Name some examples of laws prohibiting or limiting sale of alcohol

  • The sale of alcohol is completely prohibited in a number of countries.
  • Other countries permit sales but these are tightly-controlled: for example, by limiting the sale of alcohol to state-owned monopolies and the USA's three-tier system. Any such controls inevitably limit the supply of wine and usually increase prices. 
  • Even in countries where alcohol is freely available, there is usually a minimum legal drinking age and sales of alcohol are generally limited to particular hours of the day.

27

Why is excessive alcohol a concern in many countries?
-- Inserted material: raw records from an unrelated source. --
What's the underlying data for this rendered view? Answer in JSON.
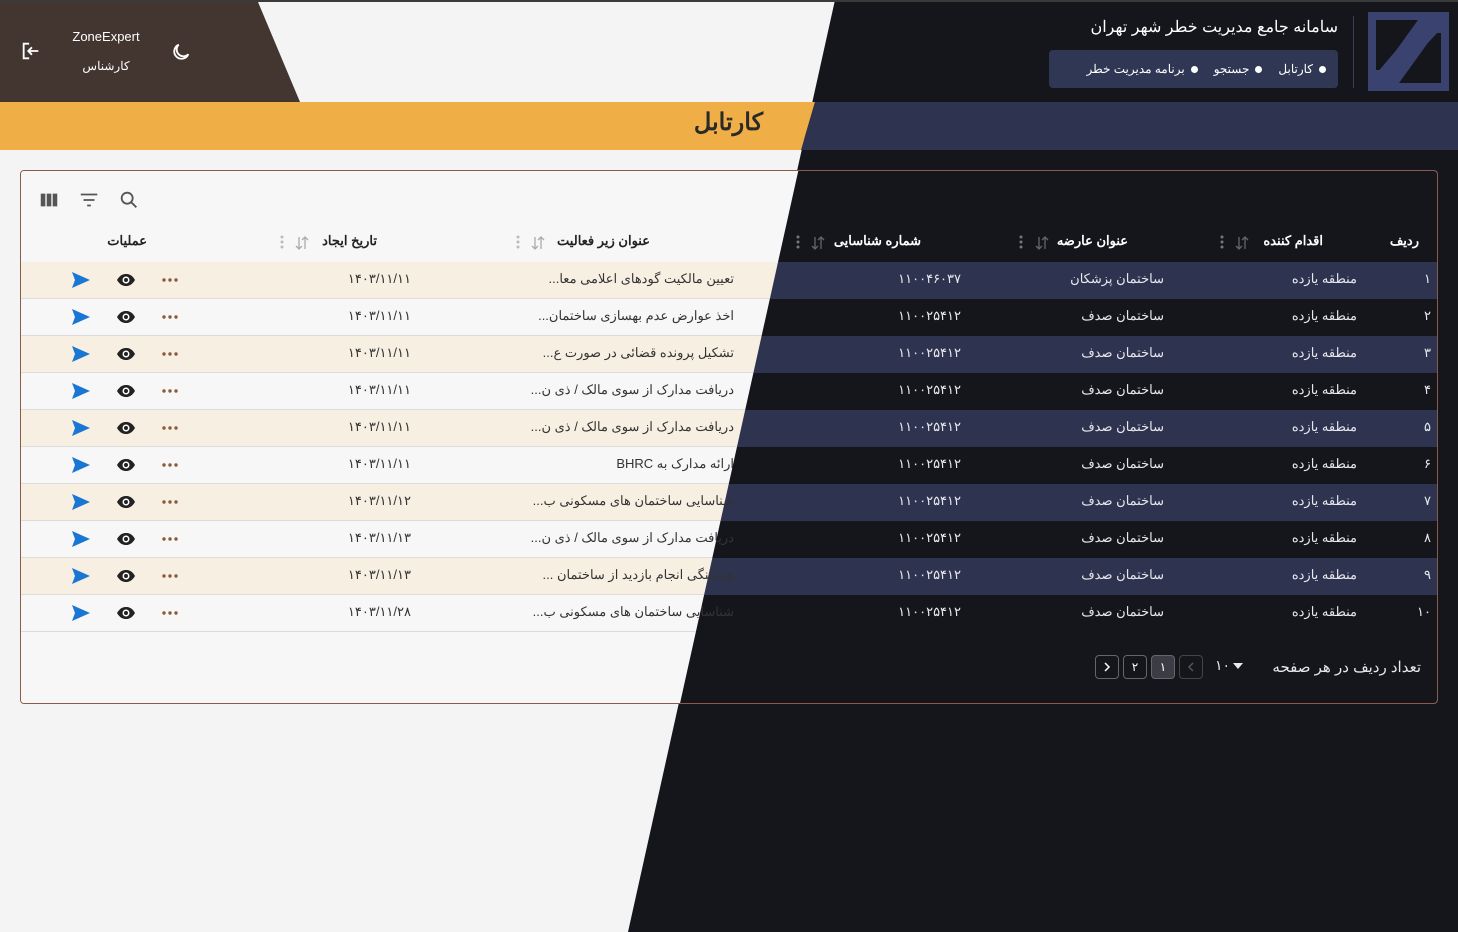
{
  "header": {
    "user_name": "ZoneExpert",
    "user_role": "کارشناس",
    "app_title": "سامانه جامع مدیریت خطر شهر تهران",
    "nav": [
      "کارتابل",
      "جستجو",
      "برنامه مدیریت خطر"
    ]
  },
  "page": {
    "title": "کارتابل"
  },
  "table": {
    "columns": {
      "row": "ردیف",
      "actor": "اقدام کننده",
      "exposure": "عنوان عارضه",
      "id": "شماره شناسایی",
      "subactivity": "عنوان زیر فعالیت",
      "created": "تاریخ ایجاد",
      "ops": "عملیات"
    },
    "rows": [
      {
        "n": "۱",
        "actor": "منطقه یازده",
        "exposure": "ساختمان پزشکان",
        "id": "۱۱۰۰۴۶۰۳۷",
        "sub": "تعیین مالکیت گودهای اعلامی معا...",
        "date": "۱۴۰۳/۱۱/۱۱"
      },
      {
        "n": "۲",
        "actor": "منطقه یازده",
        "exposure": "ساختمان صدف",
        "id": "۱۱۰۰۲۵۴۱۲",
        "sub": "اخذ عوارض عدم بهسازی ساختمان...",
        "date": "۱۴۰۳/۱۱/۱۱"
      },
      {
        "n": "۳",
        "actor": "منطقه یازده",
        "exposure": "ساختمان صدف",
        "id": "۱۱۰۰۲۵۴۱۲",
        "sub": "تشکیل پرونده قضائی در صورت ع...",
        "date": "۱۴۰۳/۱۱/۱۱"
      },
      {
        "n": "۴",
        "actor": "منطقه یازده",
        "exposure": "ساختمان صدف",
        "id": "۱۱۰۰۲۵۴۱۲",
        "sub": "دریافت مدارک از سوی مالک / ذی ن...",
        "date": "۱۴۰۳/۱۱/۱۱"
      },
      {
        "n": "۵",
        "actor": "منطقه یازده",
        "exposure": "ساختمان صدف",
        "id": "۱۱۰۰۲۵۴۱۲",
        "sub": "دریافت مدارک از سوی مالک / ذی ن...",
        "date": "۱۴۰۳/۱۱/۱۱"
      },
      {
        "n": "۶",
        "actor": "منطقه یازده",
        "exposure": "ساختمان صدف",
        "id": "۱۱۰۰۲۵۴۱۲",
        "sub": "ارائه مدارک به BHRC",
        "date": "۱۴۰۳/۱۱/۱۱"
      },
      {
        "n": "۷",
        "actor": "منطقه یازده",
        "exposure": "ساختمان صدف",
        "id": "۱۱۰۰۲۵۴۱۲",
        "sub": "شناسایی ساختمان های مسکونی ب...",
        "date": "۱۴۰۳/۱۱/۱۲"
      },
      {
        "n": "۸",
        "actor": "منطقه یازده",
        "exposure": "ساختمان صدف",
        "id": "۱۱۰۰۲۵۴۱۲",
        "sub": "دریافت مدارک از سوی مالک / ذی ن...",
        "date": "۱۴۰۳/۱۱/۱۳"
      },
      {
        "n": "۹",
        "actor": "منطقه یازده",
        "exposure": "ساختمان صدف",
        "id": "۱۱۰۰۲۵۴۱۲",
        "sub": "هماهنگی انجام بازدید از ساختمان ...",
        "date": "۱۴۰۳/۱۱/۱۳"
      },
      {
        "n": "۱۰",
        "actor": "منطقه یازده",
        "exposure": "ساختمان صدف",
        "id": "۱۱۰۰۲۵۴۱۲",
        "sub": "شناسایی ساختمان های مسکونی ب...",
        "date": "۱۴۰۳/۱۱/۲۸"
      }
    ]
  },
  "pagination": {
    "label": "تعداد ردیف در هر صفحه",
    "page_size": "۱۰",
    "pages": [
      "۱",
      "۲"
    ],
    "current_page": "۱"
  },
  "colors": {
    "header_left": "#433631",
    "dark_bg": "#15161c",
    "navy": "#303754",
    "orange": "#efae46",
    "stripe_light": "#f8efe3",
    "stripe_dark": "#2e3450",
    "send_blue": "#1976d2",
    "dots_brown": "#8a5a3c"
  },
  "icons": [
    "logout-icon",
    "moon-icon",
    "logo-icon",
    "columns-icon",
    "filter-icon",
    "search-icon",
    "sort-icon",
    "kebab-icon",
    "send-icon",
    "eye-icon",
    "more-icon",
    "chevron-left-icon",
    "chevron-right-icon",
    "caret-down-icon"
  ]
}
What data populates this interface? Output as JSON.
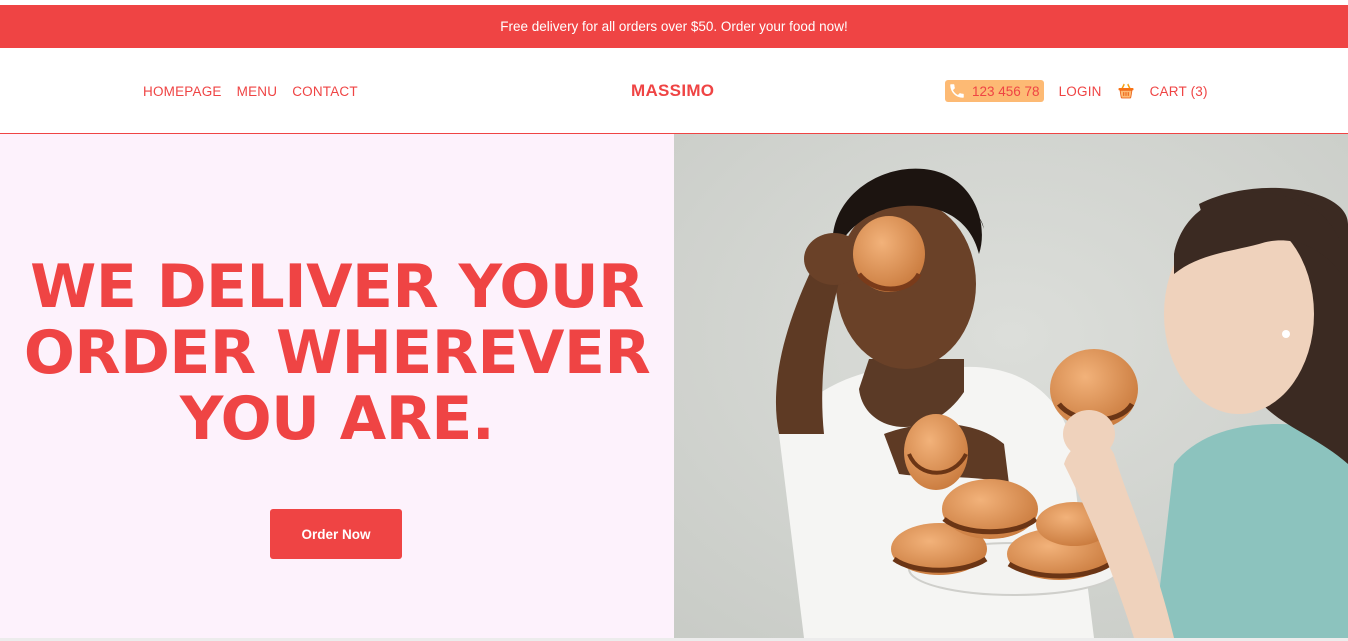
{
  "promo_banner": {
    "text": "Free delivery for all orders over $50. Order your food now!"
  },
  "header": {
    "nav": [
      {
        "label": "HOMEPAGE"
      },
      {
        "label": "MENU"
      },
      {
        "label": "CONTACT"
      }
    ],
    "brand": "MASSIMO",
    "phone": {
      "icon": "phone-icon",
      "number": "123 456 78"
    },
    "login_label": "LOGIN",
    "cart": {
      "icon": "shopping-basket-icon",
      "label": "CART (3)"
    }
  },
  "hero": {
    "headline_lines": [
      "WE DELIVER YOUR",
      "ORDER WHEREVER",
      "YOU ARE."
    ],
    "cta_label": "Order Now",
    "image": "two women eating burgers"
  },
  "colors": {
    "accent": "#ef4444",
    "phone_pill": "#fdba74",
    "hero_left_bg": "#fdf2fc"
  }
}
Excessive consumption of alcohol is a concern in many countries. Illness and injuries caused by regular or heavy drinking are placing an increasing strain on health services and drunkenness is seen as a significant factor in criminal behaviour.

28

What is the Loi Evin?

In France, the Loi Evin introduced in 1991, has greatly restricted the advertising of alcoholic drinks and is considered a significant factor in the reduction in wine consumption in France.

However, as a result, France is not now regarded by other wine-producing countries as a market with growth potential for premium wines.

29

What policy did the Scottish Government implement to reduce alcohol consumption?

The Scottish Government is the first to introduce ‘minimum unit pricing’ to reduce the availability of cheap alcohol.

The minimum price of an alcoholic drink will be GBP 0.50 per unit.

Therefore, a 75cl bottle of white wine with 12% abv (i.e. 9 units as defined in the UK) must cost at least GBP 4.50. Bottles were previously available for as little as GBP 3.

30

What policies do countries implement to reduce death and injury in traffic?

Most countries impose a limit on the amount of alcohol that can be consumed before a person drives a motor vehicle.

The Blood Alcohol Concentration (BAC) limit varies between different countries but tends to move in a downward direction as countries try and reduce death and injury caused by drunk drivers.

For example, both New Zealand and Scotland have recently reduced the maximum BAC from 80mg/100ml to 50mg/100ml.

However, this is still higher than some countries: the maximum BAC in Norway and Sweden, for example, is 20mg/100ml.